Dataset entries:

=== Begin Enclosure ===

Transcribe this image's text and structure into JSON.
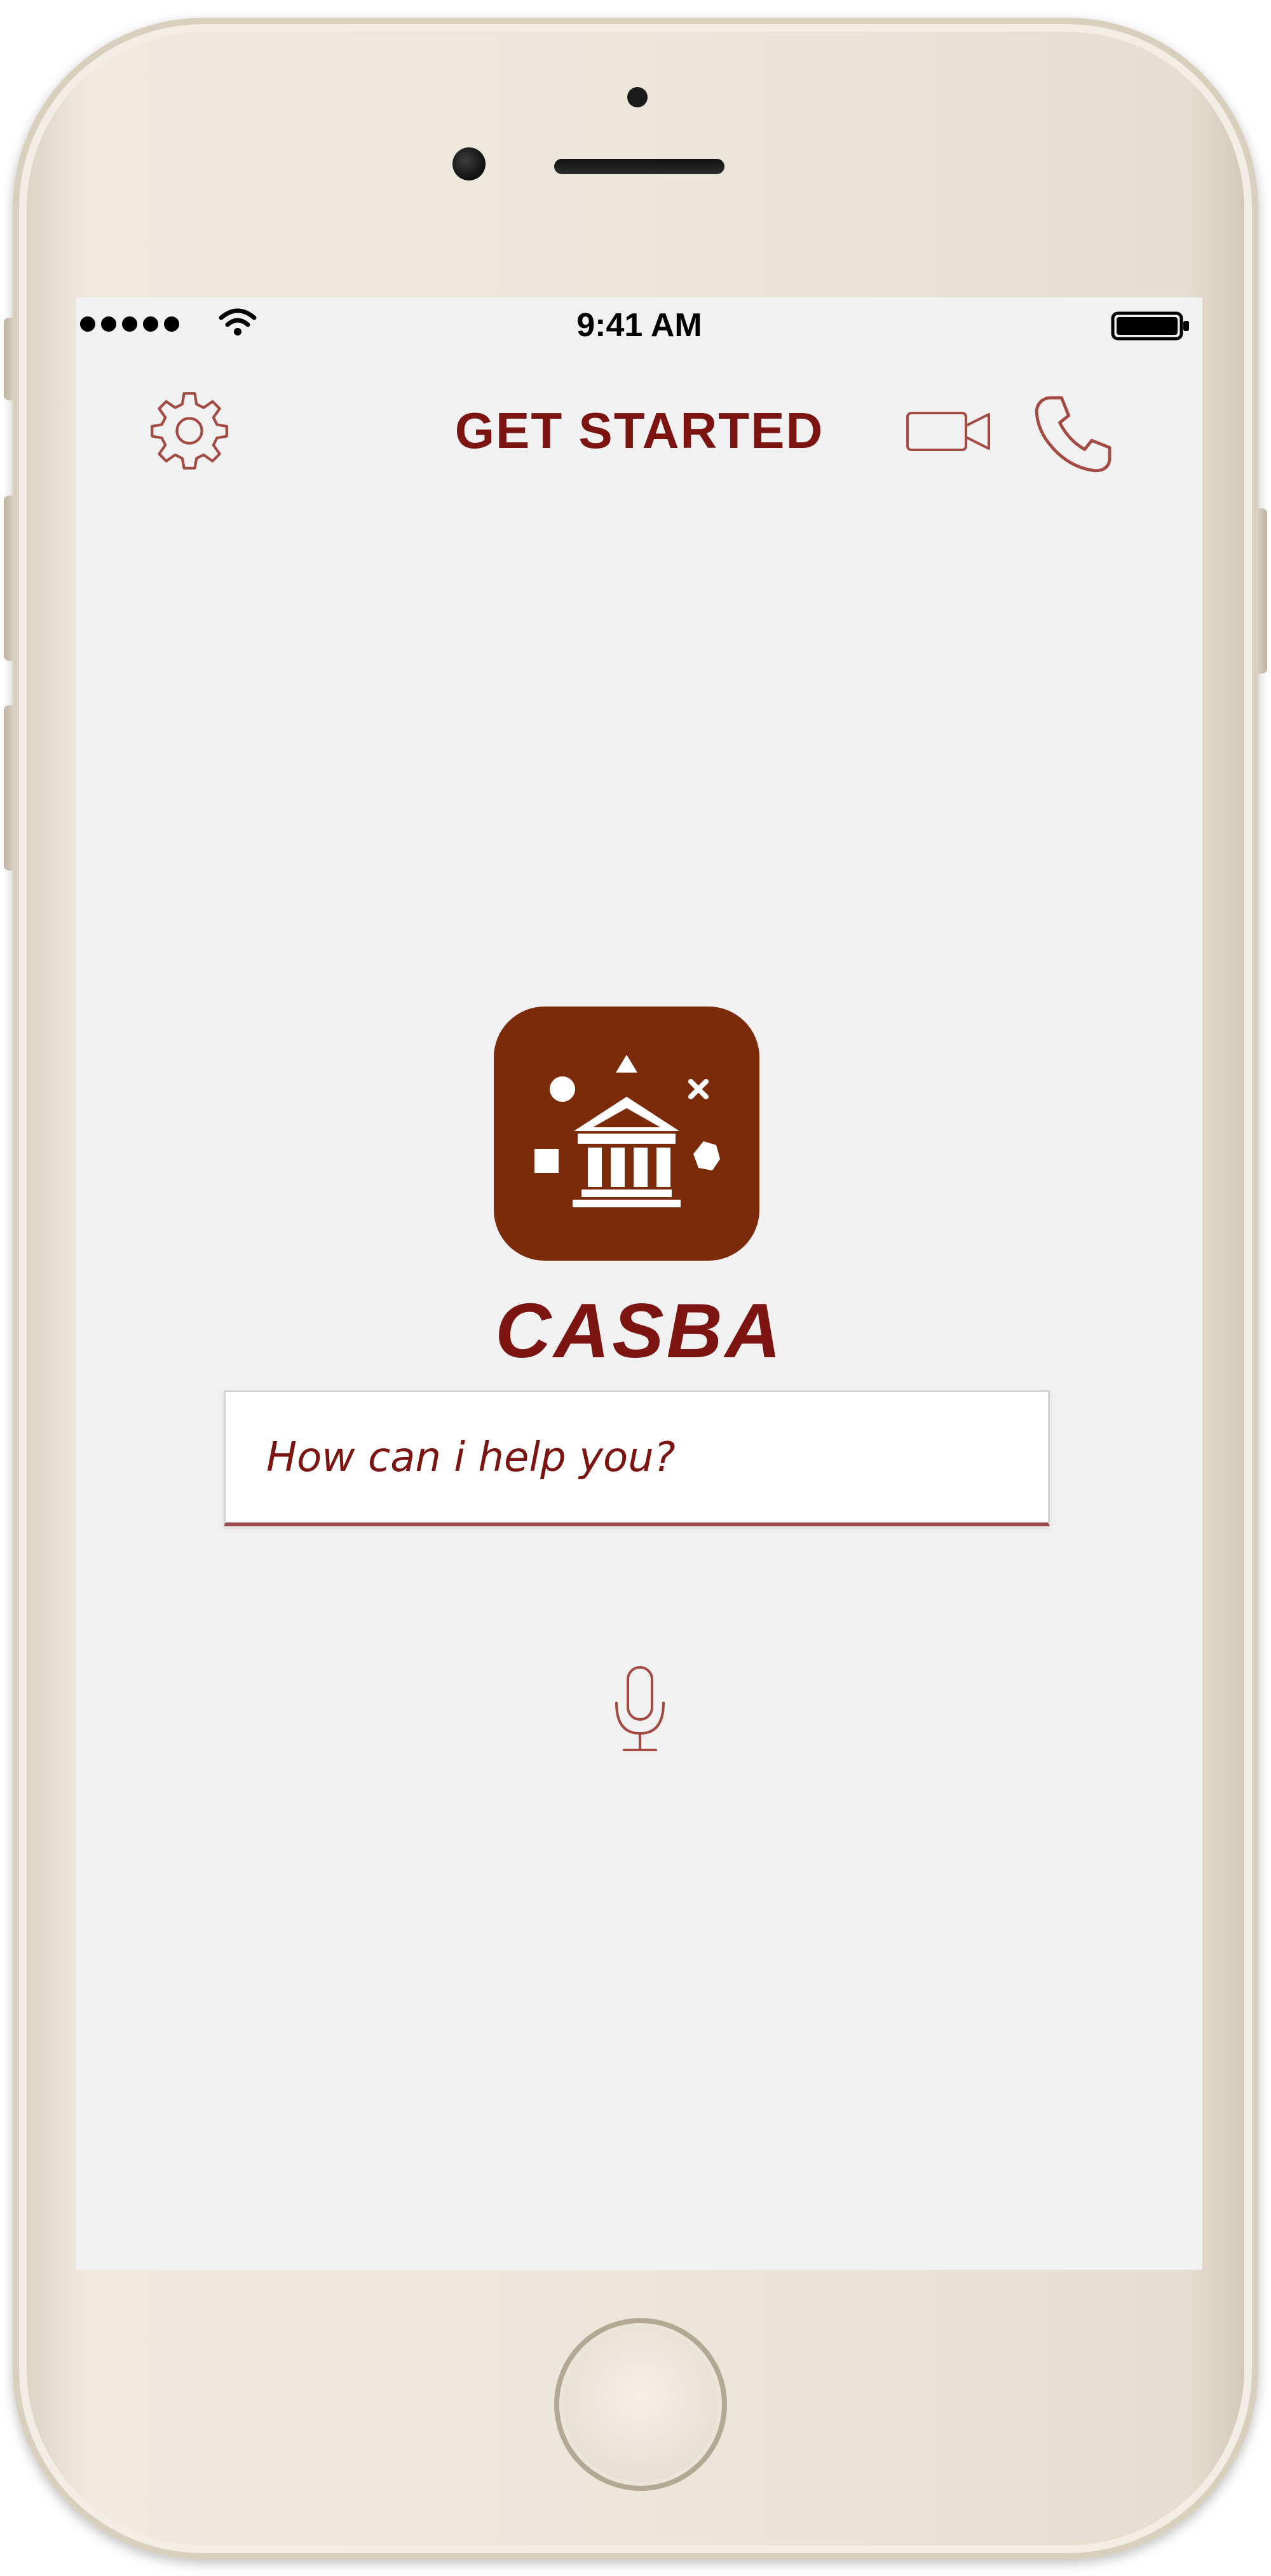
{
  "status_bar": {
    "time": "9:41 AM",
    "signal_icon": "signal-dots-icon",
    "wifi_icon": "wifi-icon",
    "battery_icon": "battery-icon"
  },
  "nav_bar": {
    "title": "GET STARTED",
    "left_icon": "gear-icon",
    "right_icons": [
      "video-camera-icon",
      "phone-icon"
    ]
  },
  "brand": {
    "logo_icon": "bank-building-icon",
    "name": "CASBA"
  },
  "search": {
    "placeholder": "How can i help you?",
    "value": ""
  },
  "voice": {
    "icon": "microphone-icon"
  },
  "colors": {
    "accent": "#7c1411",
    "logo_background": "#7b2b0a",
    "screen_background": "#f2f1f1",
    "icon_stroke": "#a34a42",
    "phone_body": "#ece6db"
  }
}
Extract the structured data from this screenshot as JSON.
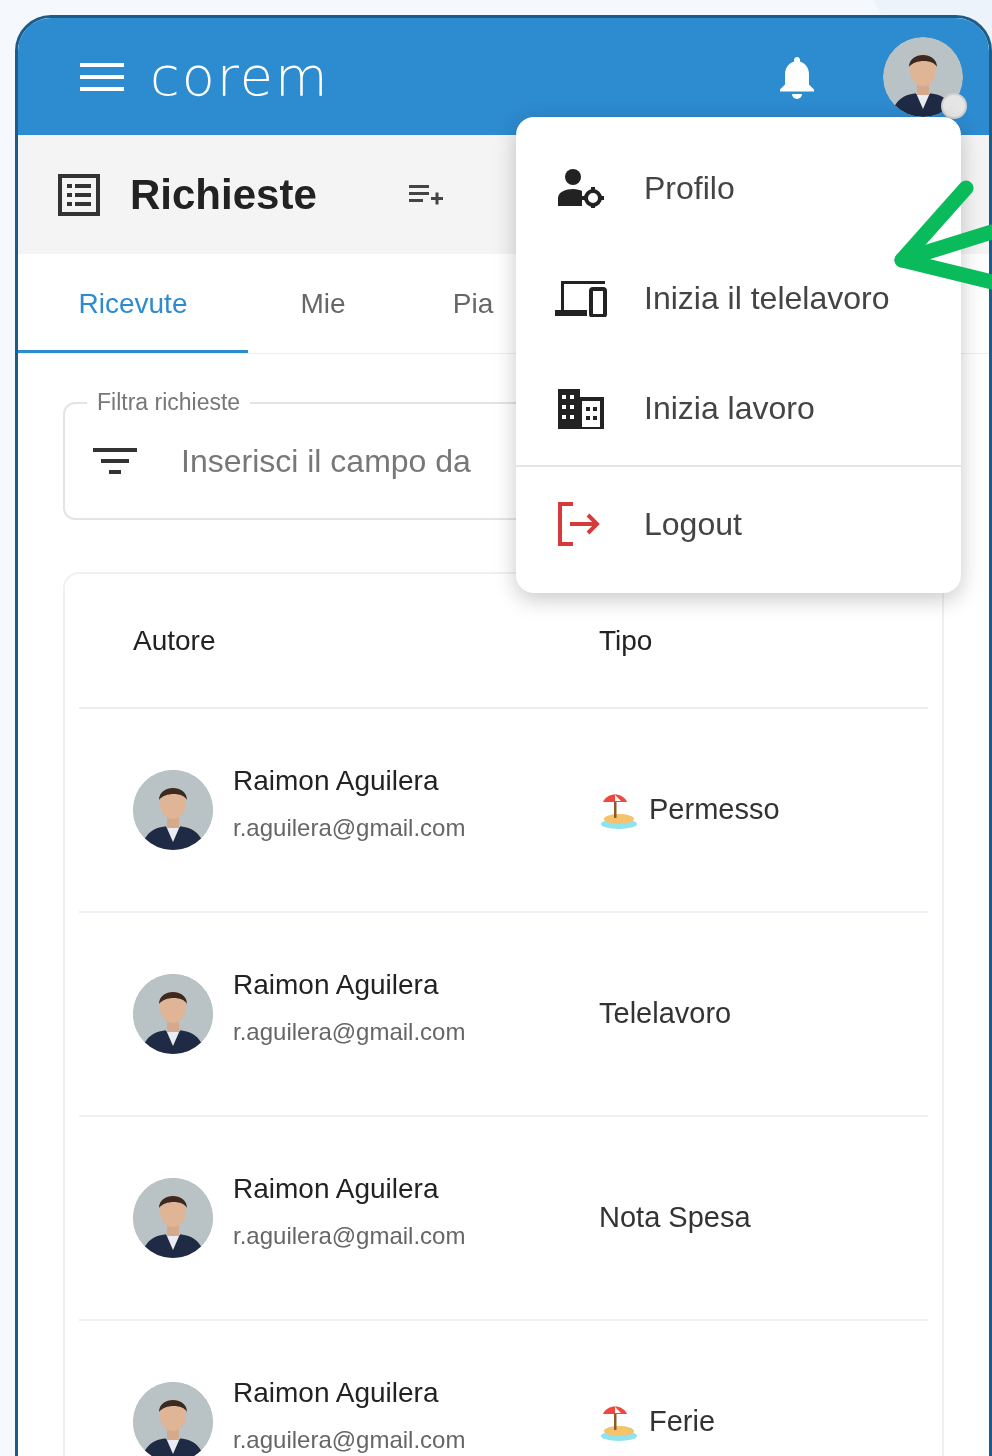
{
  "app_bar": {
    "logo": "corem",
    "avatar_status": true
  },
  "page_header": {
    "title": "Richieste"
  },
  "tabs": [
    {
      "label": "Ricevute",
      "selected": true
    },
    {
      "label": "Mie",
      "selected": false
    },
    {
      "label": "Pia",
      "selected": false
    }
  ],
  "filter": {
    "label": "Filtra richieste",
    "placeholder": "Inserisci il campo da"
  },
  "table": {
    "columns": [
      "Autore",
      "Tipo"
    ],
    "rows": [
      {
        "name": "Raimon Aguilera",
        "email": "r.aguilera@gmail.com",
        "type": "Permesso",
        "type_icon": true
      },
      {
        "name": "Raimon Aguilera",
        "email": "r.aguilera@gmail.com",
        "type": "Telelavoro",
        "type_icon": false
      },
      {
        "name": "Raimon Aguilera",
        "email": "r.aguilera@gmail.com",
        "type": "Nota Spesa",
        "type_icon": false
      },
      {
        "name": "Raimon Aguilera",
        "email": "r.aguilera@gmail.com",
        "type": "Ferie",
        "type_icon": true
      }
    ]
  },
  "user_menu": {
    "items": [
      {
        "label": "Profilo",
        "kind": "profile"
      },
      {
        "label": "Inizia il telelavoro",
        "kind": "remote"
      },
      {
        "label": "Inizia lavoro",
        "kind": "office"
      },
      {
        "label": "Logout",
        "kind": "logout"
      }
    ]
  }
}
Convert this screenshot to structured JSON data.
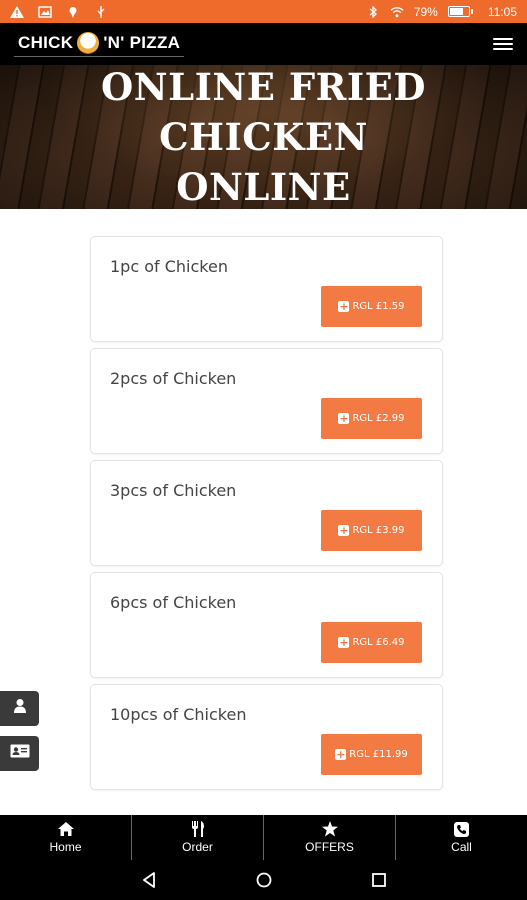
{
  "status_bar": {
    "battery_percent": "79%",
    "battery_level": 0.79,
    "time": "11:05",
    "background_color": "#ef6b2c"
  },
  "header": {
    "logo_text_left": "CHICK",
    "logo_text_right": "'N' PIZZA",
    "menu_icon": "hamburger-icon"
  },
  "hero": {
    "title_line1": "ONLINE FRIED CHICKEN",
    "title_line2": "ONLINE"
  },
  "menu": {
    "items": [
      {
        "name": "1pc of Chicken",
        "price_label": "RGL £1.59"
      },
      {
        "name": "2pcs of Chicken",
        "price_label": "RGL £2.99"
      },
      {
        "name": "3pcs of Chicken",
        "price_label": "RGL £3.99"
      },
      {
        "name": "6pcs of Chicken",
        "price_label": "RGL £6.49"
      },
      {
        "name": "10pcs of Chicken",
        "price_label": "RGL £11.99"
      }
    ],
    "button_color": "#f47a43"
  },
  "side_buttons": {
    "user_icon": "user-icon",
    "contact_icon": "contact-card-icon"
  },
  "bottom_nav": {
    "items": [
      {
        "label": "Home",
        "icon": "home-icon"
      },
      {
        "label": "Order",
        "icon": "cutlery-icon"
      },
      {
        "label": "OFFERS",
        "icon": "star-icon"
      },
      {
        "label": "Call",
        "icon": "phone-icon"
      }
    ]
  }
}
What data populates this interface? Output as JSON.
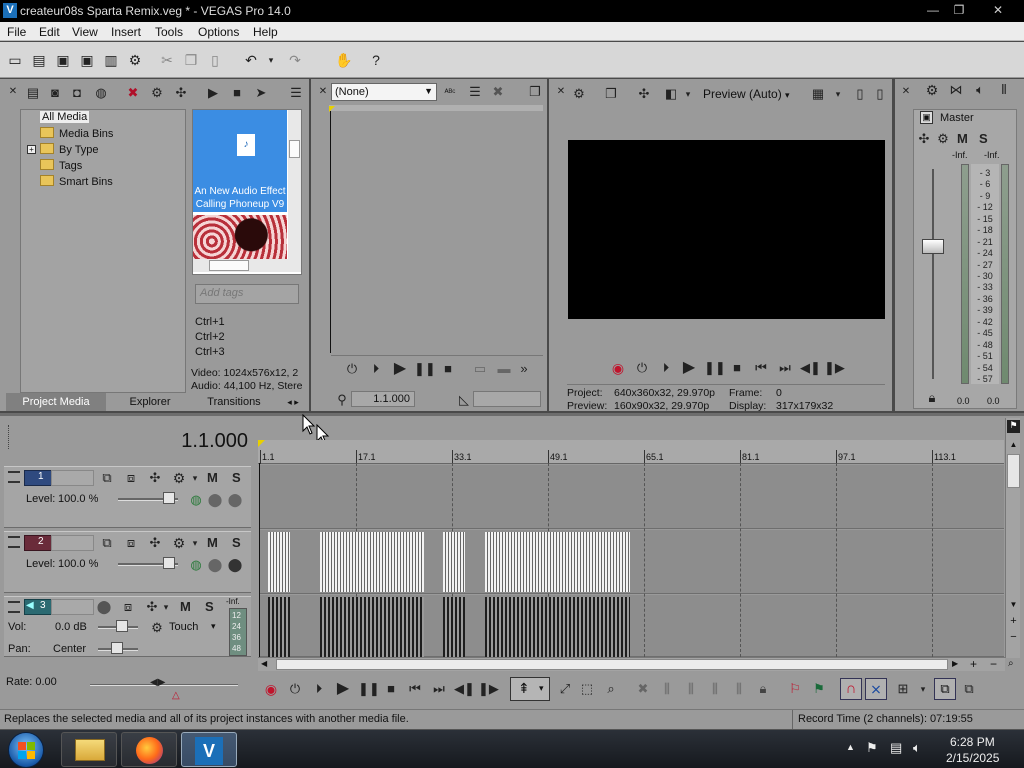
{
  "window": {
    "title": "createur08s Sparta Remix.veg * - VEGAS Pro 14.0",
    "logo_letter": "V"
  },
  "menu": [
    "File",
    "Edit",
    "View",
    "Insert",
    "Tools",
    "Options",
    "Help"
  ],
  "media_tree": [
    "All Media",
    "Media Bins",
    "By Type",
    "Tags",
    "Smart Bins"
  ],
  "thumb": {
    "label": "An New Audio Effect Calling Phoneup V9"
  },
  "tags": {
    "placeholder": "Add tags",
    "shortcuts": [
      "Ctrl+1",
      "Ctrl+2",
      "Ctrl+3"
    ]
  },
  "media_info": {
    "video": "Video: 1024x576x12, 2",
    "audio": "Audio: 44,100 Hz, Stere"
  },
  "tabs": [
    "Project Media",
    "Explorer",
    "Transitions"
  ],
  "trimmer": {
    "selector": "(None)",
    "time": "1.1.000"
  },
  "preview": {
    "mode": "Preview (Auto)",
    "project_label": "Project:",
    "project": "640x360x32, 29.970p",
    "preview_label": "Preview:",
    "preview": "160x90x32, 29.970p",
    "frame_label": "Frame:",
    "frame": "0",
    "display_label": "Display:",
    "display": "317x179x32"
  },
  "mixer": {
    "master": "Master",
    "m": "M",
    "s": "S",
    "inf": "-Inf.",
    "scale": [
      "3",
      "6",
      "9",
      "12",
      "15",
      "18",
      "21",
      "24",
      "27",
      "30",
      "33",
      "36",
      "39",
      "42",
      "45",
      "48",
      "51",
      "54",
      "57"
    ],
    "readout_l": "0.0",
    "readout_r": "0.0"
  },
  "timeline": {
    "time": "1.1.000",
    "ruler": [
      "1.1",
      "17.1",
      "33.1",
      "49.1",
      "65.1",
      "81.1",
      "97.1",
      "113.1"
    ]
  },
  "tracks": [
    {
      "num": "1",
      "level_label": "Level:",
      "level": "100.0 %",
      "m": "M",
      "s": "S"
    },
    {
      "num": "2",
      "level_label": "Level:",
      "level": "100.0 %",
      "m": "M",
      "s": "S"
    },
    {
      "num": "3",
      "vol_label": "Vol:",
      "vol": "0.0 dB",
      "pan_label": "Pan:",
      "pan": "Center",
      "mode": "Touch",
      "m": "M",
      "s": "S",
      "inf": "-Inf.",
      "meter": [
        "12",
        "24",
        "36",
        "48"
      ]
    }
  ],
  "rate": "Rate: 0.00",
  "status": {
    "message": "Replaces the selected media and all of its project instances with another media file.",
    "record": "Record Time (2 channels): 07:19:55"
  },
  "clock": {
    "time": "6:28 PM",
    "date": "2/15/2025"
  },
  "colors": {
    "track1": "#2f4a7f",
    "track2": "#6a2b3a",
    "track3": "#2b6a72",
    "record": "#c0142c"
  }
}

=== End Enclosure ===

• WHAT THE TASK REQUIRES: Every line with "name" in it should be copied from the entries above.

• SOLUTION TO THE PROBLEM:
    "name": "CASBA"
        "name": "Raimon Aguilera",
        "name": "Raimon Aguilera",
        "name": "Raimon Aguilera",
        "name": "Raimon Aguilera",
        "name": "1pc of Chicken",
        "name": "2pcs of Chicken",
        "name": "3pcs of Chicken",
        "name": "6pcs of Chicken",
        "name": "10pcs of Chicken",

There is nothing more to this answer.